Georgia's new election law, signed by the state's Republican governor Thursday night, has been protested by Democrats up to and including President Biden. And no wonder: While the law does make some commonsense reforms (like expanding some weekend voting and allowing poll workers to help out in neighboring counties when needed), its more controversial components are blatantly restrictive.
Among other changes, the legislation criminalizes photographing your own ballot as well as directly giving people food or water while they wait in line to vote. It reduces the number of absentee ballot boxes available and the time in which voters can request an absentee ballot while also making the request process more complicated.

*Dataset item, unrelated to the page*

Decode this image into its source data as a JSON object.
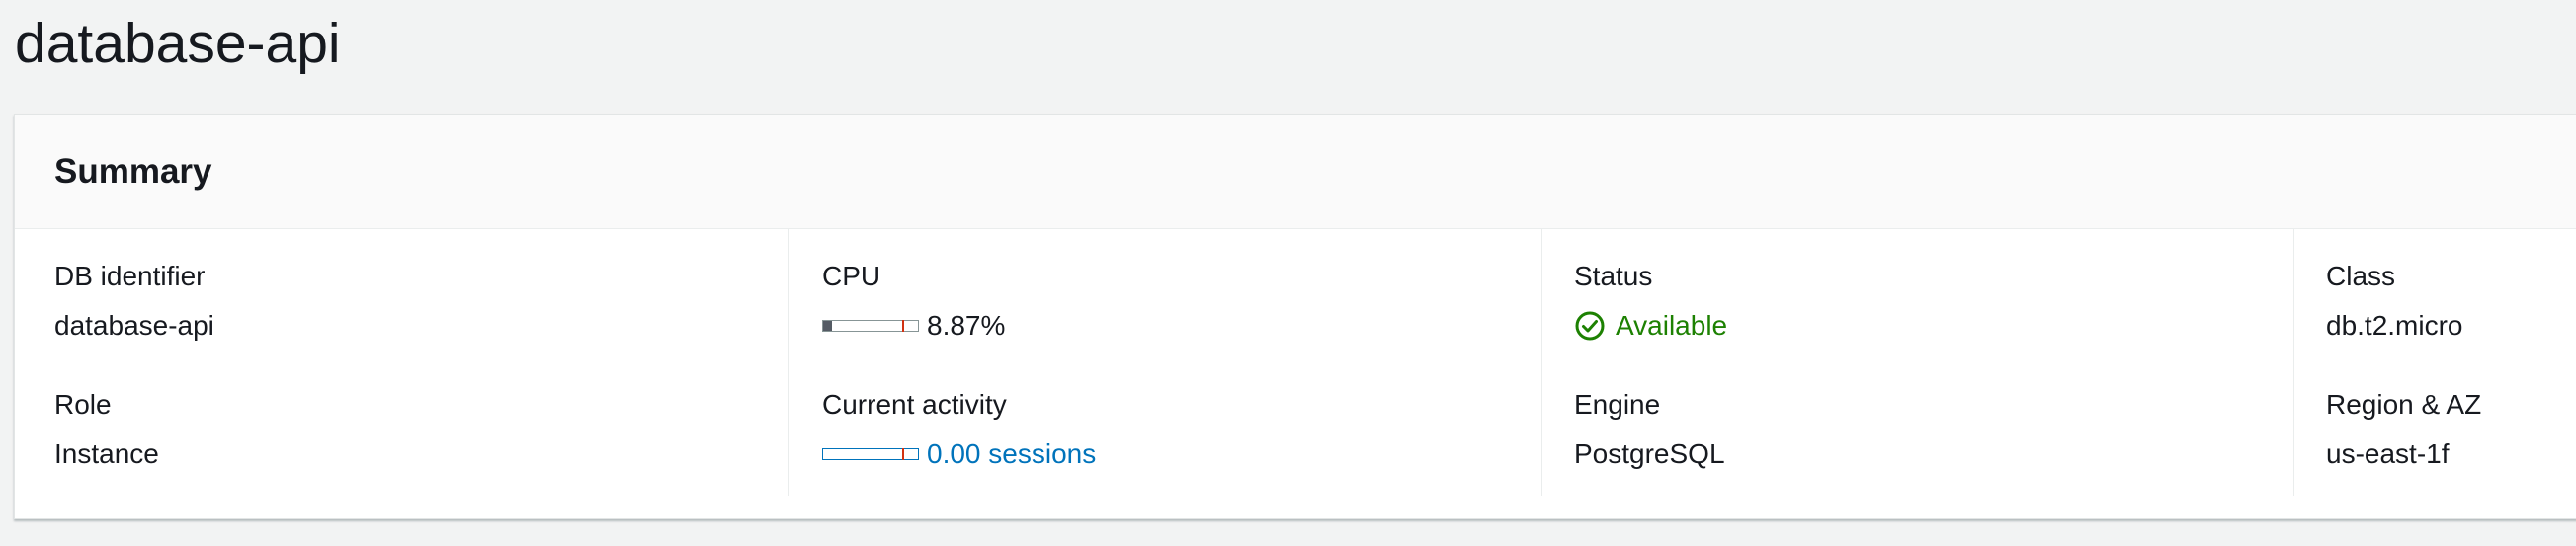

For "anyone whose brain hasn't been melted by partisan politics," Reason's Elizabeth Nolan Brown observes, "it's a pretty transparent attempt to sway election results, or at least to play to voter fraud fears." Those are largely Republican fears, and Democrats worry their voters will be disproportionately disenfranchised by the strictures.
But any conservative should be opposed to the unreasonable elements of this law, too. I don't mean "conservative" as in a party-line Republican who loved Rush Limbaugh and can't say no to a big, beautiful border wall. I mean it in a more temperamental sense, "conservative" as in someone who wants to preserve tradition and institutional stability, to thicken the thin veil that separates our society from chaos.
Psychologist Jonathan Haidt explains that temperament in terms of five moral values:
The difference between conservatives and liberals, he argues in his book and TED talk on the subject, is that conservatives act with all five values in mind, while liberals only pay attention to the first two, care and fairness. This isn't a deficiency in liberals, Haidt says, but a moral choice to value diversity over in-group loyalty and to question authority and traditional notions of social and sexual purity. (Liberals' narrower focus does give Republicans an advantage in electoral politics, Haidt observes, because attending to the final three values lets them make compelling, gut-level appeals to many Americans who are not exclusively liberal or conservative by temperament.)
The voting restrictions in Georgia run afoul of at least three of these values, two of them conservative distinctives. First, making it more difficult for fellow Americans to vote — which many of these changes unquestionably do — is a violation of in-group loyalty in our project of self-governance. The law's defenders insist the added difficulty is only meant to curtail fraud, but that's a gloopy gush of brain-melt: Anyone determined to commit voter fraud, particularly on the massive scale imagined in Republican election theft fantasies, will not be deterred by a shorter absentee ballot request period and the like. Elderly people with limited tech and transport access or busy, working-class parents very well might be. The other defense, that the poor and minority voters expected to be most affected by the law are not in the "real Americans" in-group, is one of which I assume the GOP does not wish to avail itself.
The next value violated here is authority. This might be counterintuitive. Parts of this law expand state authority, so how can it violate the authority norm? The answer is that even though formal, legal authority expands, moral authority is diminished, and moral authority matters in popular government. We've seen in recent months the ill effects of large swaths of the public doubting the legitimacy of our elections, believing they are not merely beset by the usual human foibles but fundamentally corrupt. Unjustified and unjust voting restrictions will replicate that belief elsewhere in the public. This doesn't conserve institutional strength but undermines it.
Perhaps most notable to me, however, is the third violated value: fairness. Unreasonable and needless voting restrictions are dishonorable. They're shameless, disgraceful, a poor loser's move. It's changing the rules of the game instead of putting in the work to win it as-is or accepting victory isn't possible.
We have a bad habit in American politics — especially but not exclusively on the right — of dismissing pleas for fairness when they're inconvenient. It's not faaaaaaair, we answer in a mocking, playground whine. Buck up, sonny, life's not fair. That's certainly true, but it's also true that fairness, so closely linked as it is to justice, order, and generosity, is something to which we should aspire, not least in rule of law.
Fairness is not solely a liberal virtue, and undermining it is not conservative.